### Problem statement
When the records are reproduced, each one must match exactly, and no picture may be kept.

*** Task data Section Begins ***

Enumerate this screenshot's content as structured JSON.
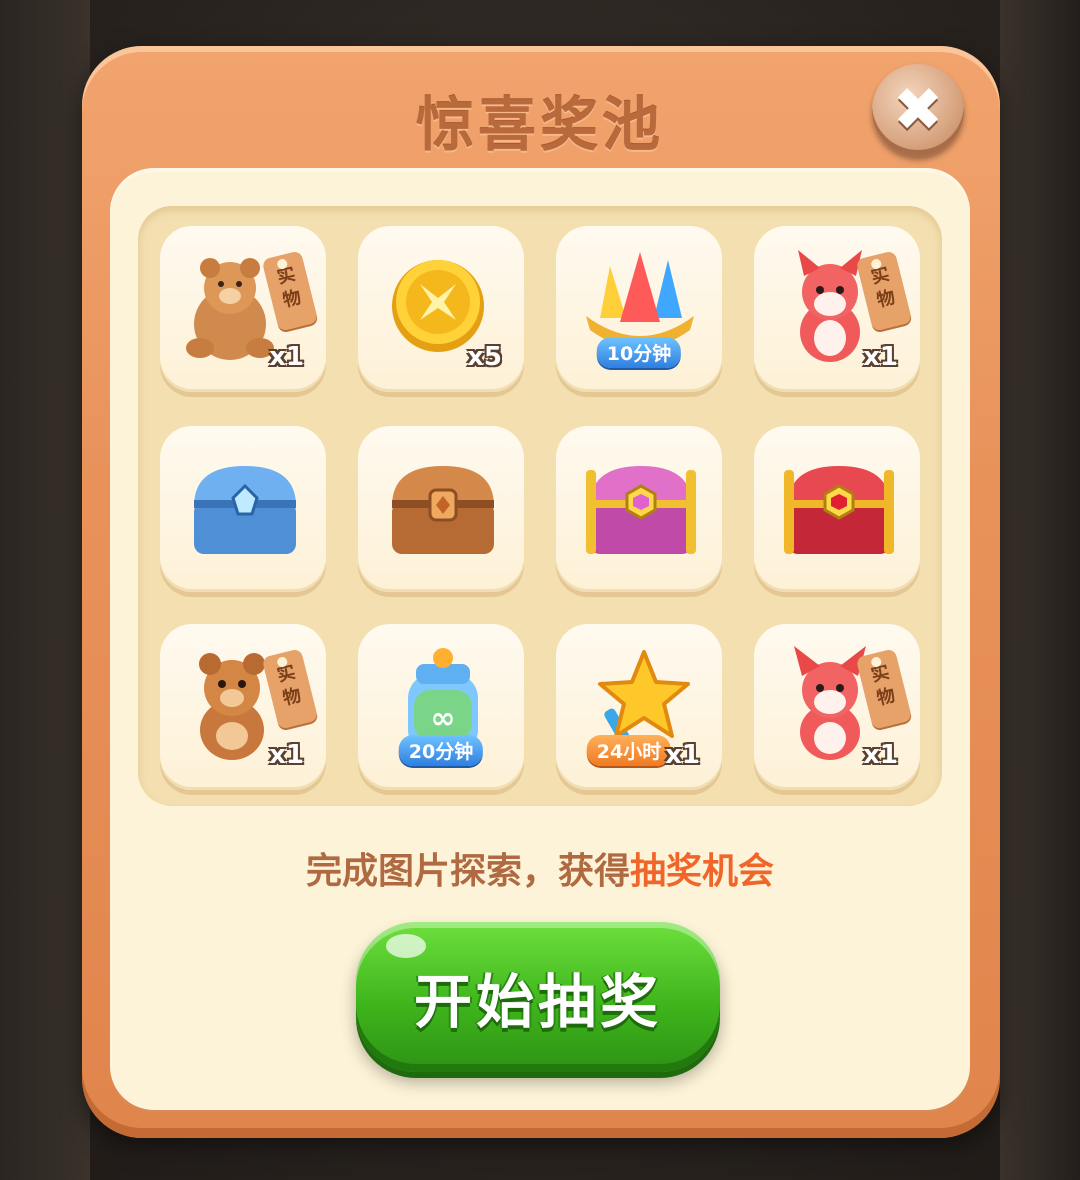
{
  "dialog": {
    "title": "惊喜奖池",
    "close_symbol": "✖",
    "hint_prefix": "完成图片探索，获得",
    "hint_highlight": "抽奖机会",
    "start_label": "开始抽奖"
  },
  "colors": {
    "frame": "#e8925a",
    "panel": "#fdf3d8",
    "accent": "#f0652a",
    "button": "#3fb51c"
  },
  "prizes": [
    {
      "icon": "teddy-bear-icon",
      "qty": "x1",
      "tag_line1": "实",
      "tag_line2": "物"
    },
    {
      "icon": "gold-coin-icon",
      "qty": "x5"
    },
    {
      "icon": "rocket-booster-icon",
      "timer": "10分钟"
    },
    {
      "icon": "red-fox-plush-icon",
      "qty": "x1",
      "tag_line1": "实",
      "tag_line2": "物"
    },
    {
      "icon": "blue-chest-icon"
    },
    {
      "icon": "wooden-chest-icon"
    },
    {
      "icon": "purple-chest-icon"
    },
    {
      "icon": "red-chest-icon"
    },
    {
      "icon": "brown-bear-plush-icon",
      "qty": "x1",
      "tag_line1": "实",
      "tag_line2": "物"
    },
    {
      "icon": "infinite-bottle-icon",
      "timer": "20分钟"
    },
    {
      "icon": "gold-star-icon",
      "timer": "24小时",
      "qty": "x1"
    },
    {
      "icon": "fox-plush-icon",
      "qty": "x1",
      "tag_line1": "实",
      "tag_line2": "物"
    }
  ]
}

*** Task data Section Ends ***

### Exercise result
Enumerate this screenshot's content as structured JSON.
{
  "dialog": {
    "title": "惊喜奖池",
    "close_symbol": "✖",
    "hint_prefix": "完成图片探索，获得",
    "hint_highlight": "抽奖机会",
    "start_label": "开始抽奖"
  },
  "colors": {
    "frame": "#e8925a",
    "panel": "#fdf3d8",
    "accent": "#f0652a",
    "button": "#3fb51c"
  },
  "prizes": [
    {
      "icon": "teddy-bear-icon",
      "qty": "x1",
      "tag_line1": "实",
      "tag_line2": "物"
    },
    {
      "icon": "gold-coin-icon",
      "qty": "x5"
    },
    {
      "icon": "rocket-booster-icon",
      "timer": "10分钟"
    },
    {
      "icon": "red-fox-plush-icon",
      "qty": "x1",
      "tag_line1": "实",
      "tag_line2": "物"
    },
    {
      "icon": "blue-chest-icon"
    },
    {
      "icon": "wooden-chest-icon"
    },
    {
      "icon": "purple-chest-icon"
    },
    {
      "icon": "red-chest-icon"
    },
    {
      "icon": "brown-bear-plush-icon",
      "qty": "x1",
      "tag_line1": "实",
      "tag_line2": "物"
    },
    {
      "icon": "infinite-bottle-icon",
      "timer": "20分钟"
    },
    {
      "icon": "gold-star-icon",
      "timer": "24小时",
      "qty": "x1"
    },
    {
      "icon": "fox-plush-icon",
      "qty": "x1",
      "tag_line1": "实",
      "tag_line2": "物"
    }
  ]
}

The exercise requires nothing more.